- Supported by a $250,000 grant, scholars at Dartmouth College are preparing a digital edition and website of the works of the Mohegan intertribal leader Samson Occom. A student of Dartmouth’s founder, Occom was one of the most important Native American intellectuals of the eighteenth century.
- The New Hampshire State Library has received two grants totaling $10,850 to assess the conservation needs of its historical maps, atlases, and imprints. The imprints collection comprises 850 books produced between the sixteenth and nineteenth centuries, including Daniel Fowle’s 1756 Good News from a Far Country, the first book ever printed in New Hampshire.
- With a $199,740 education programs grant, Keene State College is developing five online teaching modules on the life and times of Helen Keller. The project, a collaborative effort of the college, Straight Ahead Pictures, and the Hampshire Education Collaborative, will create secondary and higher education materials and be disseminated in conjunction with a new public television documentary, Becoming Helen Keller.
- The University of New Hampshire’s Center for New England Culture and the Portsmouth Historical Society are using a $40,000 grant to develop an exhibition detailing the rich history of Portsmouth, expand the Portsmouth Black Heritage Trail, and create a new Footsteps of Washington trail. The walking tours will connect historic sites and homes throughout the city.
- Franklin Pierce Manse in Concord, the only surviving home that the fourteenth president owned and lived in, has been awarded a $4,700 grant to enhance its environmental monitoring system. Now a museum, it houses eighty-five artifacts that belonged to Pierce or his immediate family, and two hundred other objects dating from the 1840s.
- Saint Anselm College in Manchester has received a $25,000 grant to plan and implement an undergraduate course on liberty and justice in the contemporary world. Students will read de Tocqueville, Rousseau, and Milton, among others, and participate in a community-based research project exploring real-world ramifications of their coursework.
- An interdisciplinary team at Dartmouth has created an open source electronic game for archival data systems called Metadata Games.

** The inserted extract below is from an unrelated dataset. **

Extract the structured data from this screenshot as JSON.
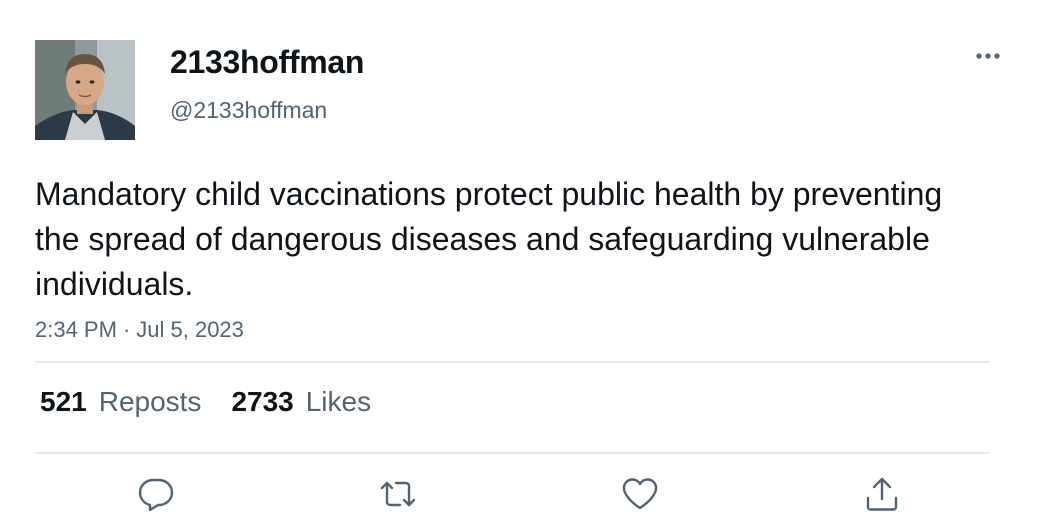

The software, developed with the assistance of a $49,015 digital humanities start-up grant, uses “crowdsourcing” to generate reliable descriptive tags for digitized archival materials.
- Over the last five years, Humanities to Go, the New Hampshire Humanities Council’s speakers bureau, has received $394,700 in grants. The program offers 180 different lectures and living history presentations, with topics ranging from “The Shaker Legacy” to “African American Submariners.”
- Fences and Neighbors, a statewide initiative of the New Hampshire Humanities Council, is designed to increase understanding of the history of immigration in the state and provide opportunities for the public to examine current immigration issues. Programs benefitting from a $225,000 grant include lectures, oral histories, and civic reflection forums.